Continuing a Culture of Community

VA embraces inclusion and empowers employees to perform to their highest potential. Maintaining this culture of support and community allows employees to feel appreciated and respected. Only then can they provide exceptional care for the nation’s Veterans.

“There is strength in diversity,” said Cathy Mattox, a VA utilization management review registered nurse. “Every nurse brings something to the table; each one of their skillsets and individual experiences are valuable.”

Through VA’s Office of Resolution Management, Diversity and Inclusion, several special-emphasis programs focus on recruiting specific populations, including black/African American, Hispanic, LGBT and individuals with disabilities. The Diversity and Inclusion in VA Council, an independent, executive-level body, advises the VA Secretary about issues related to diversity and inclusion.

Work at VA

If you’re interested in being part of a diverse organization that gives back to America’s Veterans, consider joining our team.

Nurse of the Week: VA Nurse Ben Busey is Always Ready to Serve in a Crisis

Nurse of the Week: VA Nurse Ben Busey is Always Ready to Serve in a Crisis

Nurse of the Week Ben Busey is no stranger to crises. In addition to working as an Urgent Care Nurse Manager at the Roseburg VA Medical Center in Oregon, Busey is also a part of the VA’s Disaster Emergency Medical Personnel System (DEMPS), which deployed him in Puerto Rico after Hurricane Maria struck. So, he was ready to serve when COVID-19 started to spread in beleaguered New Orleans.

The 34-year-old Busey spent two weeks at the VA in New Orleans at the height of the pandemic, and says, “The first day I walked in there, two people died within the first two hours of me arriving. They had just run out of body bags, the ICU.” In addition to coping with the strained hospital resources, like most frontline nurses he did all he could to maintain connections between isolated patients and their loved ones: “I would end up calling them in the middle of the night to give them updates on a small improvement on my patient, just because I knew that they couldn’t see their family member and they weren’t allowed to be on the unit with them, and they were probably just worrying all the time about how their family member was doing.”

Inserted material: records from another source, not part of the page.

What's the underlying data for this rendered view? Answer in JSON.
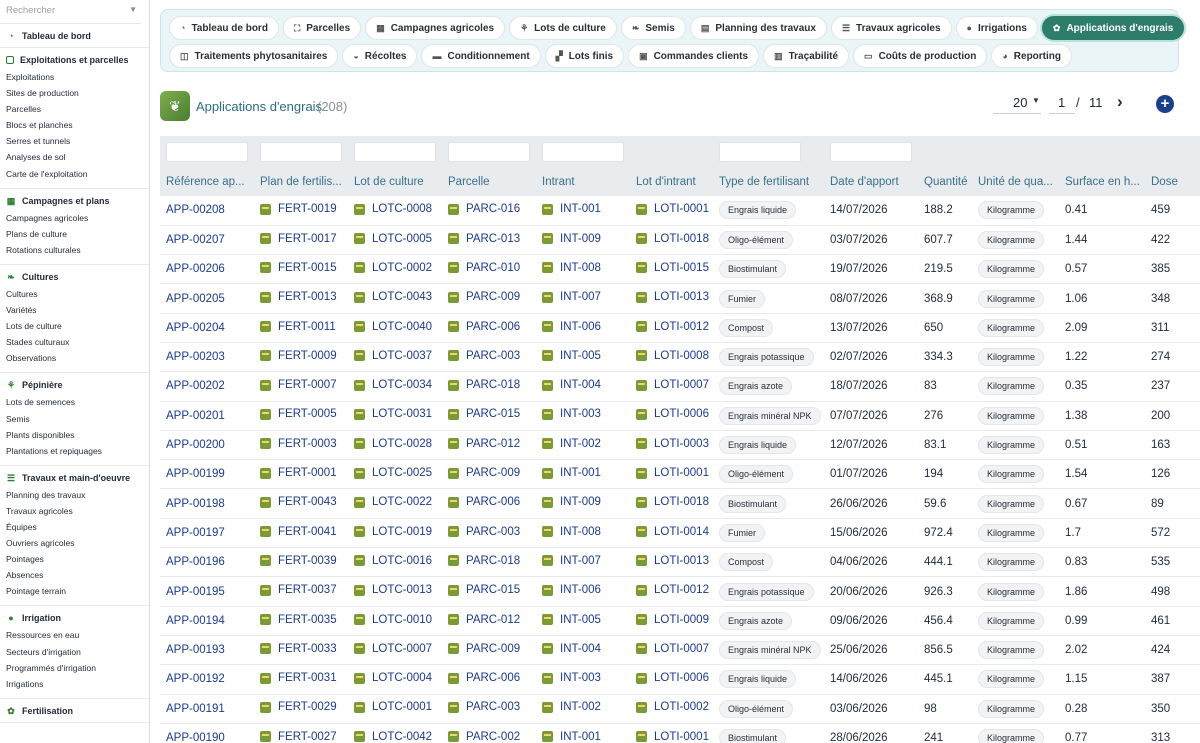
{
  "search": {
    "placeholder": "Rechercher"
  },
  "sidebar": {
    "sections": [
      {
        "title": "Tableau de bord",
        "icon": "dashboard-icon",
        "items": []
      },
      {
        "title": "Exploitations et parcelles",
        "icon": "farm-icon",
        "items": [
          "Exploitations",
          "Sites de production",
          "Parcelles",
          "Blocs et planches",
          "Serres et tunnels",
          "Analyses de sol",
          "Carte de l'exploitation"
        ]
      },
      {
        "title": "Campagnes et plans",
        "icon": "calendar-icon",
        "items": [
          "Campagnes agricoles",
          "Plans de culture",
          "Rotations culturales"
        ]
      },
      {
        "title": "Cultures",
        "icon": "leaf-icon",
        "items": [
          "Cultures",
          "Variétés",
          "Lots de culture",
          "Stades culturaux",
          "Observations"
        ]
      },
      {
        "title": "Pépinière",
        "icon": "sprout-icon",
        "items": [
          "Lots de semences",
          "Semis",
          "Plants disponibles",
          "Plantations et repiquages"
        ]
      },
      {
        "title": "Travaux et main-d'oeuvre",
        "icon": "list-icon",
        "items": [
          "Planning des travaux",
          "Travaux agricoles",
          "Équipes",
          "Ouvriers agricoles",
          "Pointages",
          "Absences",
          "Pointage terrain"
        ]
      },
      {
        "title": "Irrigation",
        "icon": "drop-icon",
        "items": [
          "Ressources en eau",
          "Secteurs d'irrigation",
          "Programmés d'irrigation",
          "Irrigations"
        ]
      },
      {
        "title": "Fertilisation",
        "icon": "fertilizer-icon",
        "items": []
      }
    ]
  },
  "tabs": [
    {
      "label": "Tableau de bord",
      "icon": "dashboard-icon"
    },
    {
      "label": "Parcelles",
      "icon": "frame-icon"
    },
    {
      "label": "Campagnes agricoles",
      "icon": "calendar-icon"
    },
    {
      "label": "Lots de culture",
      "icon": "sprout-icon"
    },
    {
      "label": "Semis",
      "icon": "leaf-icon"
    },
    {
      "label": "Planning des travaux",
      "icon": "planning-icon"
    },
    {
      "label": "Travaux agricoles",
      "icon": "list-icon"
    },
    {
      "label": "Irrigations",
      "icon": "drop-icon"
    },
    {
      "label": "Applications d'engrais",
      "icon": "fertilizer-icon",
      "active": true
    },
    {
      "label": "Traitements phytosanitaires",
      "icon": "spray-icon"
    },
    {
      "label": "Récoltes",
      "icon": "basket-icon"
    },
    {
      "label": "Conditionnement",
      "icon": "package-icon"
    },
    {
      "label": "Lots finis",
      "icon": "boxes-icon"
    },
    {
      "label": "Commandes clients",
      "icon": "clipboard-icon"
    },
    {
      "label": "Traçabilité",
      "icon": "barcode-icon"
    },
    {
      "label": "Coûts de production",
      "icon": "money-icon"
    },
    {
      "label": "Reporting",
      "icon": "chart-pie-icon"
    }
  ],
  "page": {
    "title": "Applications d'engrais",
    "count": "(208)",
    "per_page": "20",
    "current_page": "1",
    "separator": "/",
    "total_pages": "11"
  },
  "table": {
    "columns": [
      "Référence ap...",
      "Plan de fertilis...",
      "Lot de culture",
      "Parcelle",
      "Intrant",
      "Lot d'intrant",
      "Type de fertilisant",
      "Date d'apport",
      "Quantité",
      "Unité de qua...",
      "Surface en h...",
      "Dose"
    ],
    "rows": [
      [
        "APP-00208",
        "FERT-0019",
        "LOTC-0008",
        "PARC-016",
        "INT-001",
        "LOTI-0001",
        "Engrais liquide",
        "14/07/2026",
        "188.2",
        "Kilogramme",
        "0.41",
        "459"
      ],
      [
        "APP-00207",
        "FERT-0017",
        "LOTC-0005",
        "PARC-013",
        "INT-009",
        "LOTI-0018",
        "Oligo-élément",
        "03/07/2026",
        "607.7",
        "Kilogramme",
        "1.44",
        "422"
      ],
      [
        "APP-00206",
        "FERT-0015",
        "LOTC-0002",
        "PARC-010",
        "INT-008",
        "LOTI-0015",
        "Biostimulant",
        "19/07/2026",
        "219.5",
        "Kilogramme",
        "0.57",
        "385"
      ],
      [
        "APP-00205",
        "FERT-0013",
        "LOTC-0043",
        "PARC-009",
        "INT-007",
        "LOTI-0013",
        "Fumier",
        "08/07/2026",
        "368.9",
        "Kilogramme",
        "1.06",
        "348"
      ],
      [
        "APP-00204",
        "FERT-0011",
        "LOTC-0040",
        "PARC-006",
        "INT-006",
        "LOTI-0012",
        "Compost",
        "13/07/2026",
        "650",
        "Kilogramme",
        "2.09",
        "311"
      ],
      [
        "APP-00203",
        "FERT-0009",
        "LOTC-0037",
        "PARC-003",
        "INT-005",
        "LOTI-0008",
        "Engrais potassique",
        "02/07/2026",
        "334.3",
        "Kilogramme",
        "1.22",
        "274"
      ],
      [
        "APP-00202",
        "FERT-0007",
        "LOTC-0034",
        "PARC-018",
        "INT-004",
        "LOTI-0007",
        "Engrais azote",
        "18/07/2026",
        "83",
        "Kilogramme",
        "0.35",
        "237"
      ],
      [
        "APP-00201",
        "FERT-0005",
        "LOTC-0031",
        "PARC-015",
        "INT-003",
        "LOTI-0006",
        "Engrais minéral NPK",
        "07/07/2026",
        "276",
        "Kilogramme",
        "1.38",
        "200"
      ],
      [
        "APP-00200",
        "FERT-0003",
        "LOTC-0028",
        "PARC-012",
        "INT-002",
        "LOTI-0003",
        "Engrais liquide",
        "12/07/2026",
        "83.1",
        "Kilogramme",
        "0.51",
        "163"
      ],
      [
        "APP-00199",
        "FERT-0001",
        "LOTC-0025",
        "PARC-009",
        "INT-001",
        "LOTI-0001",
        "Oligo-élément",
        "01/07/2026",
        "194",
        "Kilogramme",
        "1.54",
        "126"
      ],
      [
        "APP-00198",
        "FERT-0043",
        "LOTC-0022",
        "PARC-006",
        "INT-009",
        "LOTI-0018",
        "Biostimulant",
        "26/06/2026",
        "59.6",
        "Kilogramme",
        "0.67",
        "89"
      ],
      [
        "APP-00197",
        "FERT-0041",
        "LOTC-0019",
        "PARC-003",
        "INT-008",
        "LOTI-0014",
        "Fumier",
        "15/06/2026",
        "972.4",
        "Kilogramme",
        "1.7",
        "572"
      ],
      [
        "APP-00196",
        "FERT-0039",
        "LOTC-0016",
        "PARC-018",
        "INT-007",
        "LOTI-0013",
        "Compost",
        "04/06/2026",
        "444.1",
        "Kilogramme",
        "0.83",
        "535"
      ],
      [
        "APP-00195",
        "FERT-0037",
        "LOTC-0013",
        "PARC-015",
        "INT-006",
        "LOTI-0012",
        "Engrais potassique",
        "20/06/2026",
        "926.3",
        "Kilogramme",
        "1.86",
        "498"
      ],
      [
        "APP-00194",
        "FERT-0035",
        "LOTC-0010",
        "PARC-012",
        "INT-005",
        "LOTI-0009",
        "Engrais azote",
        "09/06/2026",
        "456.4",
        "Kilogramme",
        "0.99",
        "461"
      ],
      [
        "APP-00193",
        "FERT-0033",
        "LOTC-0007",
        "PARC-009",
        "INT-004",
        "LOTI-0007",
        "Engrais minéral NPK",
        "25/06/2026",
        "856.5",
        "Kilogramme",
        "2.02",
        "424"
      ],
      [
        "APP-00192",
        "FERT-0031",
        "LOTC-0004",
        "PARC-006",
        "INT-003",
        "LOTI-0006",
        "Engrais liquide",
        "14/06/2026",
        "445.1",
        "Kilogramme",
        "1.15",
        "387"
      ],
      [
        "APP-00191",
        "FERT-0029",
        "LOTC-0001",
        "PARC-003",
        "INT-002",
        "LOTI-0002",
        "Oligo-élément",
        "03/06/2026",
        "98",
        "Kilogramme",
        "0.28",
        "350"
      ],
      [
        "APP-00190",
        "FERT-0027",
        "LOTC-0042",
        "PARC-002",
        "INT-001",
        "LOTI-0001",
        "Biostimulant",
        "28/06/2026",
        "241",
        "Kilogramme",
        "0.77",
        "313"
      ]
    ]
  },
  "colors": {
    "accent": "#2e7d6b",
    "link": "#1b3a8a",
    "header_text": "#3a6f8a",
    "add_button": "#1c3f8c"
  }
}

Warned of the PPE shortage in advance, he packed N95 masks for his trip, and used his small supply sparingly, often wearing the same mask for as many as five shifts in a row. Upon his arrival, he quickly learned that it is unwise to make assumptions merely because your age and health place you in a fairly low-risk group. As Busey recalls, “The person who oriented me for a couple of hours that first day when I arrived, he had just come back from being ill with COVID and he was 31. The way he described it, he said every day he sat in his room and he wondered am I dying, because he felt so sick and short of breath…” Fortunately, Busey himself returned unscathed; his test results after his return to Oregon proved negative.

Busey worked night shifts, and provided strong, capable support during his two weeks in New Orleans. When he came back to the Roseburg VA Medical Center, the Center presented him with official recognition for his work during the crisis.

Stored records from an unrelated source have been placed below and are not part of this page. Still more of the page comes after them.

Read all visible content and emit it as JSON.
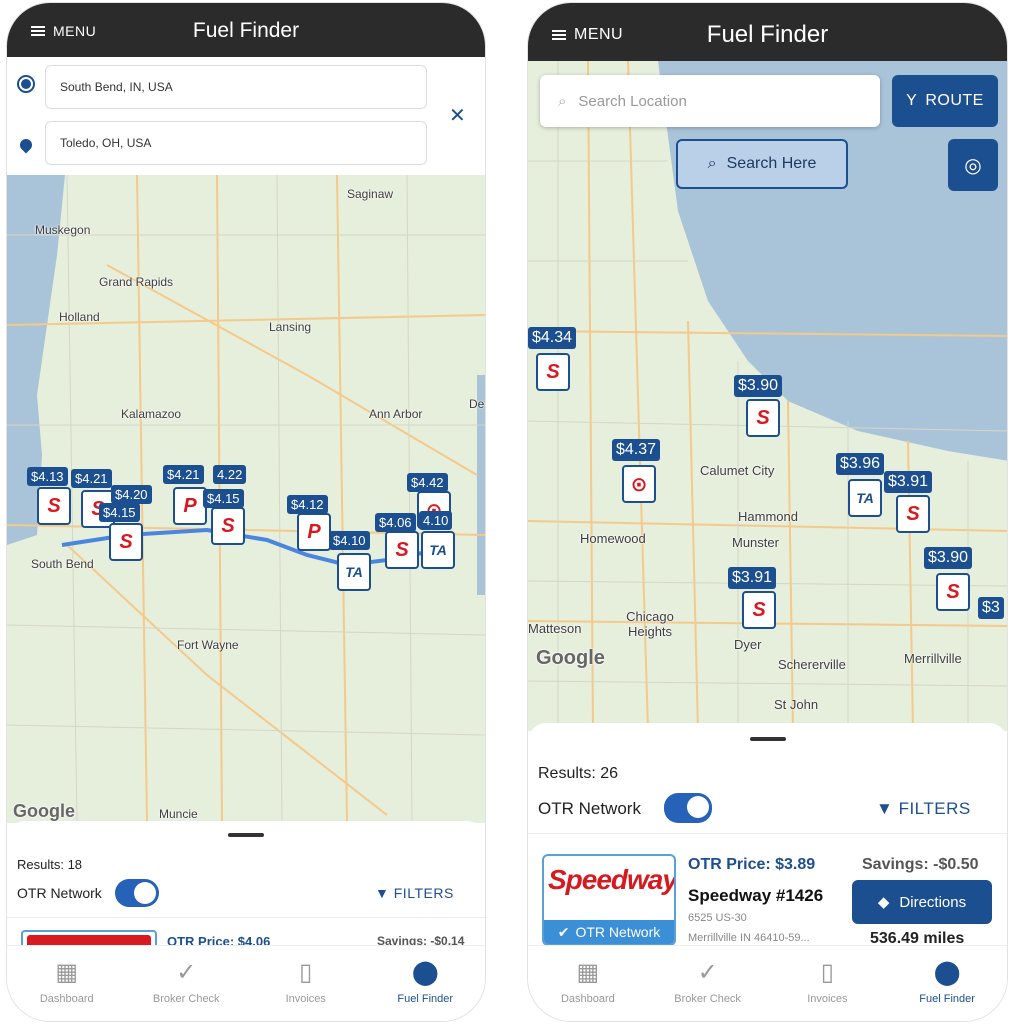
{
  "left": {
    "menu_label": "MENU",
    "title": "Fuel Finder",
    "origin": "South Bend, IN, USA",
    "destination": "Toledo, OH, USA",
    "map_labels": [
      "Saginaw",
      "Muskegon",
      "Grand Rapids",
      "Holland",
      "Lansing",
      "Kalamazoo",
      "Ann Arbor",
      "De",
      "South Bend",
      "Fort Wayne",
      "Muncie"
    ],
    "google": "Google",
    "prices": [
      "$4.13",
      "$4.21",
      "$4.20",
      "$4.15",
      "$4.21",
      "4.22",
      "$4.15",
      "$4.12",
      "$4.10",
      "$4.06",
      "$4.42",
      "4.10"
    ],
    "results": "Results: 18",
    "otr_network": "OTR Network",
    "filters": "FILTERS",
    "otr_price": "OTR Price: $4.06",
    "savings": "Savings: -$0.14",
    "nav": [
      "Dashboard",
      "Broker Check",
      "Invoices",
      "Fuel Finder"
    ]
  },
  "right": {
    "menu_label": "MENU",
    "title": "Fuel Finder",
    "search_placeholder": "Search Location",
    "route_label": "ROUTE",
    "search_here": "Search Here",
    "map_labels": [
      "Calumet City",
      "Hammond",
      "Homewood",
      "Munster",
      "Chicago Heights",
      "Matteson",
      "Dyer",
      "Schererville",
      "Merrillville",
      "St John"
    ],
    "google": "Google",
    "prices": [
      "$4.34",
      "$3.90",
      "$4.37",
      "$3.96",
      "$3.91",
      "$3.90",
      "$3.91",
      "$3"
    ],
    "results": "Results: 26",
    "otr_network": "OTR Network",
    "filters": "FILTERS",
    "card": {
      "brand": "Speedway",
      "badge": "OTR Network",
      "otr_price": "OTR Price: $3.89",
      "savings": "Savings: -$0.50",
      "name": "Speedway #1426",
      "address1": "6525 US-30",
      "address2": "Merrillville IN 46410-59...",
      "directions": "Directions",
      "distance": "536.49 miles"
    },
    "nav": [
      "Dashboard",
      "Broker Check",
      "Invoices",
      "Fuel Finder"
    ]
  },
  "colors": {
    "primary": "#1c4f8f",
    "toggle": "#2662b8",
    "speedway_red": "#d71920",
    "topbar": "#2b2b2b",
    "water": "#a9c3d8",
    "map_land": "#e6eedc"
  },
  "icons": {
    "menu": "hamburger-icon",
    "origin": "radio-dot-icon",
    "destination": "map-pin-icon",
    "clear": "close-icon",
    "search": "search-icon",
    "route": "route-fork-icon",
    "locate": "crosshair-icon",
    "filter": "funnel-icon",
    "dashboard": "grid-icon",
    "broker": "check-circle-icon",
    "invoices": "document-icon",
    "fuel": "map-pin-icon"
  }
}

For more on Dan Busey’s experience in New Orleans, visit here.

Listen to the Chapter Podcasts for Jonas and Kovner's Health Care Delivery in the United States


Gain a better understanding of the current state of the US health care system and how it might impact your work and life.

You have Successfully Subscribed!